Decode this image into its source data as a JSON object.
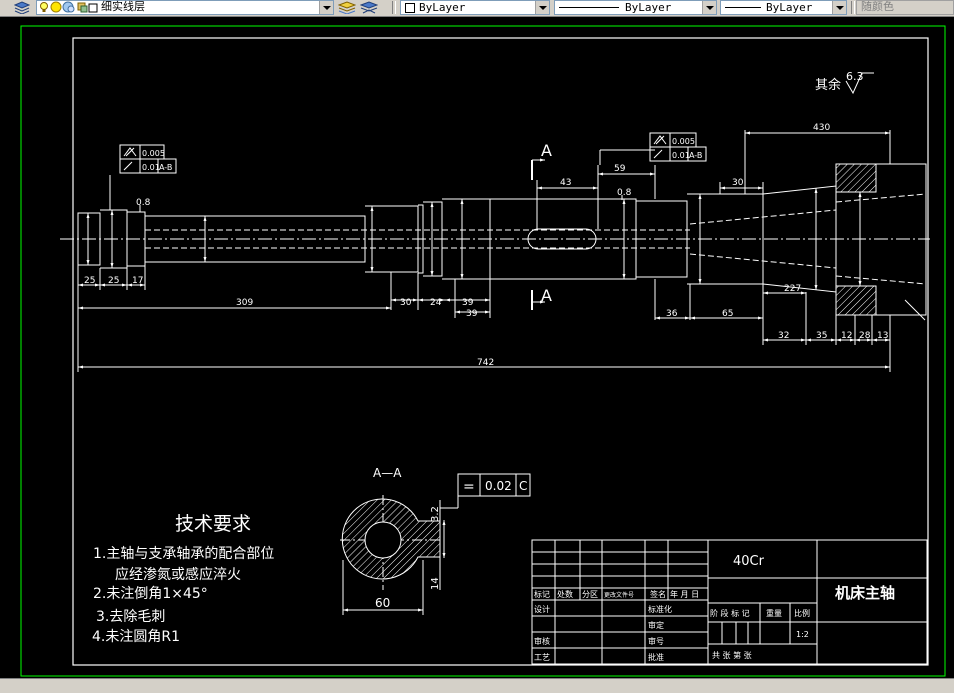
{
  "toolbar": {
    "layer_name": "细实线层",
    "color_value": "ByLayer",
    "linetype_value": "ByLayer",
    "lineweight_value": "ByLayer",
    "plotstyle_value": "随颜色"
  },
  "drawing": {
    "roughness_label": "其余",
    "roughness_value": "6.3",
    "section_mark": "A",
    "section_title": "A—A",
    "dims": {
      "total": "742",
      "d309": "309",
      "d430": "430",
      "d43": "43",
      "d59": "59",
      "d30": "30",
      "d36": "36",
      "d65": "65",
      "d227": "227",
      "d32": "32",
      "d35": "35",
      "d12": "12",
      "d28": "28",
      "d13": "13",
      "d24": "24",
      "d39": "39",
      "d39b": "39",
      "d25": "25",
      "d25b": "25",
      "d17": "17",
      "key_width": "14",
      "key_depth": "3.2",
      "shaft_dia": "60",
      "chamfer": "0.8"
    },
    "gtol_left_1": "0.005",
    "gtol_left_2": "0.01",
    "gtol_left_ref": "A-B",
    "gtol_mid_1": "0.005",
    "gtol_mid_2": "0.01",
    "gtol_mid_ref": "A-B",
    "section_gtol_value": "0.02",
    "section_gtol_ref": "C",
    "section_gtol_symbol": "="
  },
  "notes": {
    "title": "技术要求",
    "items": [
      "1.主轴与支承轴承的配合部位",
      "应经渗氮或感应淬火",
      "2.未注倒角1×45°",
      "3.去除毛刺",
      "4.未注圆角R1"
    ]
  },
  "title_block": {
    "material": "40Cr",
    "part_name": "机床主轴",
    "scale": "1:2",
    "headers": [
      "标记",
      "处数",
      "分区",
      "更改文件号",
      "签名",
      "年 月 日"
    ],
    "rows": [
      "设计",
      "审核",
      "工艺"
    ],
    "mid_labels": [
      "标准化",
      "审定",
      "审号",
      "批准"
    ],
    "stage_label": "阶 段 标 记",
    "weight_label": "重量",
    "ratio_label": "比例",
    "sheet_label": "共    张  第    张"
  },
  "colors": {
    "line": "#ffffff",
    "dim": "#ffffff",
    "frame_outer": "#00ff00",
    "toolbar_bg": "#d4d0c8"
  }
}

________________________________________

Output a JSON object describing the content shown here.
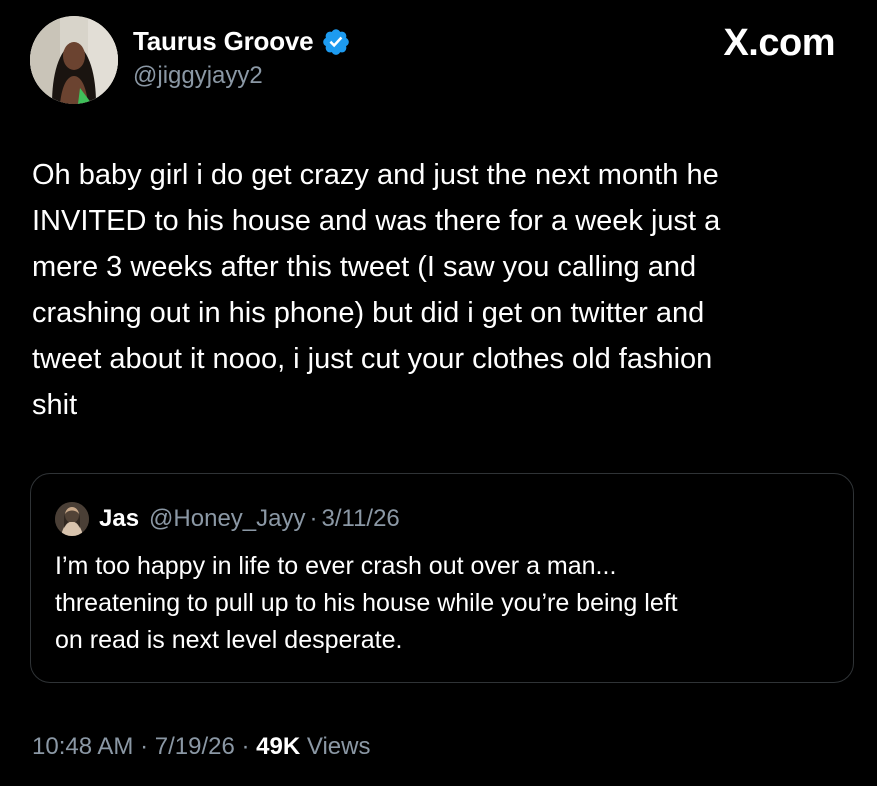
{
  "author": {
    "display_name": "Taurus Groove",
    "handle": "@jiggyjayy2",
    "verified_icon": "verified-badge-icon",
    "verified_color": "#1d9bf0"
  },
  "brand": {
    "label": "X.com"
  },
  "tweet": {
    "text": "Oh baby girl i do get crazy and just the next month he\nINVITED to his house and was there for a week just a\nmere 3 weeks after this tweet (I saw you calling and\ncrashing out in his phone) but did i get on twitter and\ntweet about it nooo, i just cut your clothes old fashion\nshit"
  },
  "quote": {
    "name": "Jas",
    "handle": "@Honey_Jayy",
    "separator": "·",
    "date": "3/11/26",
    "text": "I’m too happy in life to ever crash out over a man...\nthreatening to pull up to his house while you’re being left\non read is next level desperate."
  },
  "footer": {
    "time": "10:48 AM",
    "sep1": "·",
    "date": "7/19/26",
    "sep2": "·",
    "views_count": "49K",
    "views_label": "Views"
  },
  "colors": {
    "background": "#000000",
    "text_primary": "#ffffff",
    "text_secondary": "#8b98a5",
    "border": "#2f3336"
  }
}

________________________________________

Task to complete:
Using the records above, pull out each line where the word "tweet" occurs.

Solution for this problem:
  "tweet": {
    "text": "Oh baby girl i do get crazy and just the next month he\nINVITED to his house and was there for a week just a\nmere 3 weeks after this tweet (I saw you calling and\ncrashing out in his phone) but did i get on twitter and\ntweet about it nooo, i just cut your clothes old fashion\nshit"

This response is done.